The regulator, to be in place for next season, will be ring-fenced from the rest of the England and Wales Cricket Board and be responsible for investigating and punishing rule breaches.
It comes three months after the Independent Commission for Equity in Cricket (ICEC) issued a scathing assessment in its report, prompted in part by the racism scandal at Yorkshire.
Other measures to be adopted by the ECB include enhancing its equality, diversity and inclusion (EDI) standards and banning counties who fall short from hosting Test and other internationals.
The governing body has also pledged to invest £25m more than forecasted revenues to grow women’s cricket, including equalising match fees for men’s and women’s England players.
“There is no doubt that the ICEC highlighted to great effect the impact of discrimination on individuals and the extent of the systemic challenges to be addressed,” said ECB chair Richard Thompson.
“Its in-depth analysis also presented an opportunity to put in place a comprehensive plan of action that will deliver meaningful change and rebuild trust among the communities we serve.
“This response represents a set of actions that will accelerate and intensify our work to make cricket a game for everyone, actions that cricket can deliver and fund within an achievable timeframe.
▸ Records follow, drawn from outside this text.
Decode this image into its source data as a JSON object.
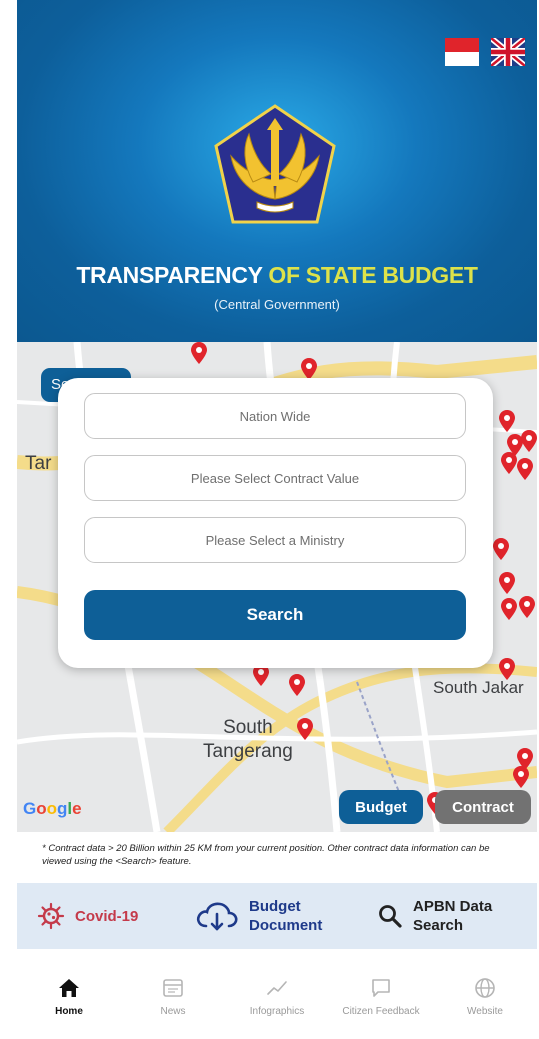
{
  "header": {
    "title_part1": "TRANSPARENCY",
    "title_part2": "OF STATE BUDGET",
    "subtitle": "(Central Government)"
  },
  "languages": [
    {
      "name": "indonesian-flag-icon"
    },
    {
      "name": "uk-flag-icon"
    }
  ],
  "map": {
    "labels": {
      "tangerang_partial": "Tar",
      "south_jakarta": "South Jakar",
      "south_tangerang": "South\nTangerang"
    },
    "provider": "Google",
    "hidden_tab_label": "Se",
    "toggle": {
      "budget": "Budget",
      "contract": "Contract"
    }
  },
  "search_form": {
    "region": "Nation Wide",
    "contract_value": "Please Select Contract Value",
    "ministry": "Please Select a Ministry",
    "button": "Search"
  },
  "note": "* Contract data > 20 Billion within 25 KM from your current position. Other contract data information can be viewed using the <Search> feature.",
  "quick_links": {
    "covid": "Covid-19",
    "budget_document": "Budget Document",
    "apbn_search": "APBN Data Search"
  },
  "nav": {
    "home": "Home",
    "news": "News",
    "infographics": "Infographics",
    "citizen_feedback": "Citizen Feedback",
    "website": "Website"
  },
  "colors": {
    "brand_blue": "#0e5f97",
    "title_yellow": "#dde24a",
    "pin_red": "#e0242b",
    "covid_red": "#c43a4a"
  }
}
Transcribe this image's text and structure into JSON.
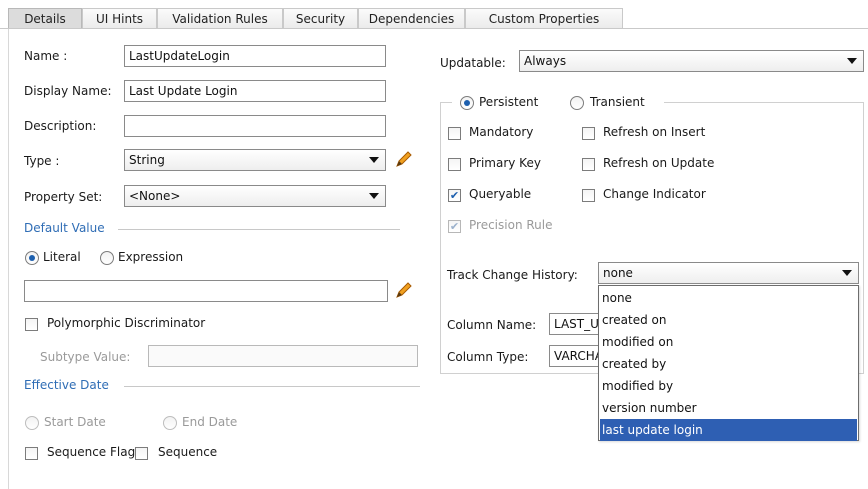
{
  "tabs": [
    {
      "label": "Details",
      "active": true
    },
    {
      "label": "UI Hints"
    },
    {
      "label": "Validation Rules"
    },
    {
      "label": "Security"
    },
    {
      "label": "Dependencies"
    },
    {
      "label": "Custom Properties"
    }
  ],
  "left": {
    "name_label": "Name :",
    "name_value": "LastUpdateLogin",
    "display_name_label": "Display Name:",
    "display_name_value": "Last Update Login",
    "description_label": "Description:",
    "description_value": "",
    "type_label": "Type :",
    "type_value": "String",
    "property_set_label": "Property Set:",
    "property_set_value": "<None>",
    "default_value_section": "Default Value",
    "literal_label": "Literal",
    "expression_label": "Expression",
    "default_value": "",
    "polymorphic_label": "Polymorphic Discriminator",
    "subtype_label": "Subtype Value:",
    "subtype_value": "",
    "effective_date_section": "Effective Date",
    "start_date_label": "Start Date",
    "end_date_label": "End Date",
    "sequence_flag_label": "Sequence Flag",
    "sequence_label": "Sequence"
  },
  "right": {
    "updatable_label": "Updatable:",
    "updatable_value": "Always",
    "persistent_label": "Persistent",
    "transient_label": "Transient",
    "mandatory_label": "Mandatory",
    "refresh_insert_label": "Refresh on Insert",
    "primary_key_label": "Primary Key",
    "refresh_update_label": "Refresh on Update",
    "queryable_label": "Queryable",
    "change_indicator_label": "Change Indicator",
    "precision_rule_label": "Precision Rule",
    "track_change_label": "Track Change History:",
    "track_change_value": "none",
    "column_name_label": "Column Name:",
    "column_name_value": "LAST_U",
    "column_type_label": "Column Type:",
    "column_type_value": "VARCHA"
  },
  "dropdown": {
    "options": [
      "none",
      "created on",
      "modified on",
      "created by",
      "modified by",
      "version number",
      "last update login"
    ],
    "selected_index": 6
  },
  "colors": {
    "accent": "#2f6db5",
    "selection": "#2e5fb3",
    "pencil": "#e07b00"
  }
}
It builds on a huge amount of work which is already under way right across the network.
“Cricket hasn’t got it right in the past, but this is an opportunity to move forwards together.”
It comes as the government presses ahead with plans to implement an independent regulator in English football which will be completely separate to the Football Association.
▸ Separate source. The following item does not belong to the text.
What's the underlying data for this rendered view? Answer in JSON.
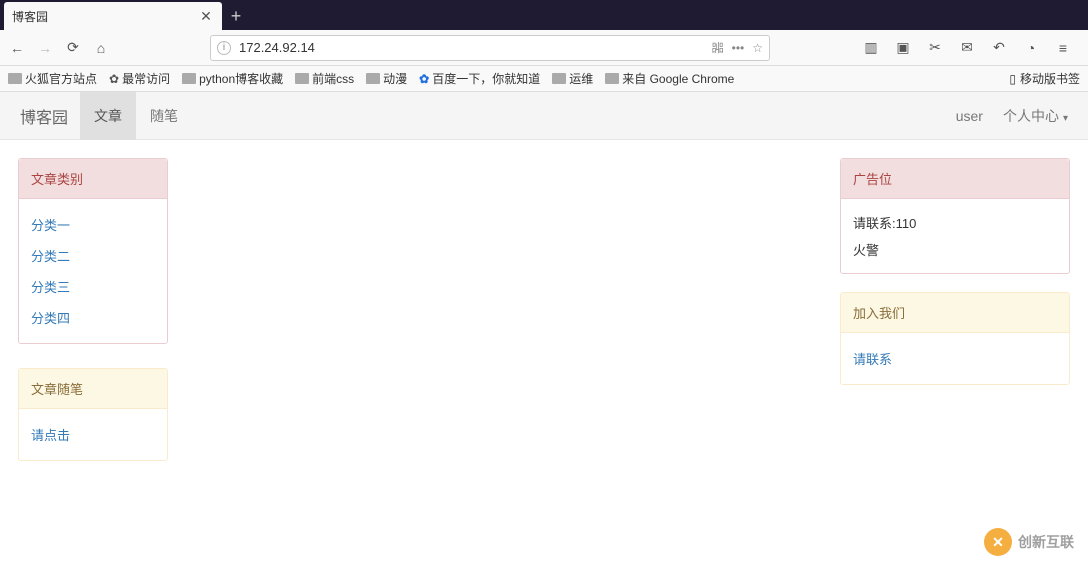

The chair of the ICEC, Cindy Butts, concluded in the report, which followed a two-year inquiry: “Our findings are unequivocal. Racism, class-based discrimination, elitism and sexism are widespread and deep rooted.”
The ECB’s response is an 11-point plan that it said was “taking forward most of the ICEC’s recommendations”.
As well as forming an independent regulator, enforcing higher EDI standards and boosting investment in the women’s and girls’ game, it will redesign its talent pathway to attract more players from state schools and black and Asian backgrounds, improve the transparency of the complaints process, and add victimisation to the list of offences in the anti-discrimination code.